20 Minutes with Peter Benson archive
Friday 29 January 2010
Woocarving tutor Peter Benson chats with us about what really inspires him in the world of carving
When did you start to carve?I drifted into it as a small boy. As a wartime kid and an evacuee, any toys I might have had were usually homemade. Someone gave me a penknife and it was well used producing bows and arrows, wooden guns and knives, airplanes, doodlebugs and so on. The first conscious woodcarving I made was a rather crude rearing horse, which I still have, done when I was around 12 or 13.
What made you continue carving?Like all young boys I was somewhat butterfly minded and drifted from one thing to another but by the age of 16 or 17, I realised that it was something I could do that no one else I knew could. It was still an on-off thing for many years until I was asked to run an Adult Education class in 1964. Once this class was established, I had little choice but to keep carving. I think teaching is the best thing for this sort of discipline. What keeps me going now is the search for perfection. I feel that I am learning more now than I have ever done. I firmly believe that there is no such thing as an expert carver as you never stop learning and hopefully improving. If you feel you know it all you might as well give up because you are going nowhere.

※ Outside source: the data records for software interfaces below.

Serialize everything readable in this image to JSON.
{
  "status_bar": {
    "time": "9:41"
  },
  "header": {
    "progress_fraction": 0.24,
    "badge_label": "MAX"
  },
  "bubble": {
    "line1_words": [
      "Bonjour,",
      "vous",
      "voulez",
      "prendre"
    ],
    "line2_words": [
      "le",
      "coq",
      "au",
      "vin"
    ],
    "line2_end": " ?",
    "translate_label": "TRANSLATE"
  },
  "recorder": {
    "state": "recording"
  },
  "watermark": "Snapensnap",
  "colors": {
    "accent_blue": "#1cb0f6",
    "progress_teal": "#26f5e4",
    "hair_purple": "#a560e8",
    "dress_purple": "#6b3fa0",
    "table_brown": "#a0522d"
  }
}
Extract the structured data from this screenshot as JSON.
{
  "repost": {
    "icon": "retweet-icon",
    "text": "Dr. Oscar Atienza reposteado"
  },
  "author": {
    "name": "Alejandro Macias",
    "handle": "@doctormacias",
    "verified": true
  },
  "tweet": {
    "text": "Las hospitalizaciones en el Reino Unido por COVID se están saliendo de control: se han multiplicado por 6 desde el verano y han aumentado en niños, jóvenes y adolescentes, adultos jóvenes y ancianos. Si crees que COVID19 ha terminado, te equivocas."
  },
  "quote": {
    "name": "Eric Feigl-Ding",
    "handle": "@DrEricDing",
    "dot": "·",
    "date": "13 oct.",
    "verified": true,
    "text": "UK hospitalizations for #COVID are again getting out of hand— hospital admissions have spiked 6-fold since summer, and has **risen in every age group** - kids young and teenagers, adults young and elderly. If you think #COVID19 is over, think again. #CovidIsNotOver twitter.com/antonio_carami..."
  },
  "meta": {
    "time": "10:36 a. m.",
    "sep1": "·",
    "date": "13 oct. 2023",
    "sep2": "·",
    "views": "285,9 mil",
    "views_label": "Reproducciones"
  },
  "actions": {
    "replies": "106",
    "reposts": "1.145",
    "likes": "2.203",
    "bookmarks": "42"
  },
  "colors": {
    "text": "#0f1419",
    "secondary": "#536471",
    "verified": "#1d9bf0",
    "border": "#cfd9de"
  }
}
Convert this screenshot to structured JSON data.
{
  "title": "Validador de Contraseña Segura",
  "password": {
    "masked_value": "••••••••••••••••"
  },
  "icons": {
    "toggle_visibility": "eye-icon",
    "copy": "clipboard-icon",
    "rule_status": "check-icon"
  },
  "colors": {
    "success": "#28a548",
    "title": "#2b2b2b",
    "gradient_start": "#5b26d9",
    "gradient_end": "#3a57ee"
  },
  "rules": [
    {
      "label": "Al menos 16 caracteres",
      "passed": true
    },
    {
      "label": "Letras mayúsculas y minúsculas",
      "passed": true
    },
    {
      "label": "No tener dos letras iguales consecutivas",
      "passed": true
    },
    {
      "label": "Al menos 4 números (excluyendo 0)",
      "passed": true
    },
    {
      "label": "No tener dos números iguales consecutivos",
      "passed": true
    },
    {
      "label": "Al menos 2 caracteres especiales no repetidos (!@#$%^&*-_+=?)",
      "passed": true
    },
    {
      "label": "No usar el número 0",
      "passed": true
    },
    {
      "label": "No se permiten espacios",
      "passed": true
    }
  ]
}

What is it that inspires you when you carve?The need to prove to myself that I can do it. I am very competitive, particularly versus myself. I need to achieve and need the proof that I have done so. I have dozens of carvings that I still want to do. The biggest inspiration is when one of my students produces a good piece and this really fires me to start something else. I have no desire to compete with them but seeing any really nice piece from whatever source renews my enthusiasm.
What projects are you currently working on?I think about ten pieces of varying urgency. My team are producing a 3ft wren for the National Memorial Arboretum, I have two Arab horses and a kingfisher under way as commissions, and four netsukes in different materials at various stages, and two relief carvings of a cheetah pursuing an antelope and the other of a young woman. These latter two get put to one side when something important or urgent turns up. They are just for pleasure and will be finished one day.
Which tool would you not be without and why?Probably a pencil! Otherwise I think I would put three tools equal first. A 1/4in No.9, a 5/16in No.54 x3, and a 1/4in No.39 V-tool. I find these the most versatile.
Which is your preferred style of carving and why?I love carving figures and animals in the round, and love relief for the challenge but I think my real passion is carving small: netsuke and other miniature carvings. I like being able to create life and action in miniature. I can let my imagination run wild and create my own little world in a small piece of exotic wood.
What do you think has been your biggest achievement?The most impressive and difficult was the 2.5-ton full-sized Polar Bear for the memorial at the National Memorial Arboretum. This was magic and changed so many lives. It also brought together the carving team that has continued to work for the Arboretum for the last 12 years. As a complete contrast, my best and most valued piece is a netsuke of an old man sleeping over his book, carved from an old snooker ball.
Whose work do you most admire?Great modern carvers like Ian Norbury, Chris Pye, Ray Gonzalez and Mike Painter have all had a tremendous influence over the years, as well as classical carvers like Grinling Gibbons and Tilman Riemenschneider. Stan Kimm has been someone to beat in miniature carving competitions for around 40 years.
I greatly admire the work of Fred Zavadil from Canada; his figure work is amazing. Lastly in the world of netsuke I would be delighted if I could carve like Sue Wraight in Australia or Clive Hallam in the UK. I have learnt so much from all of these people.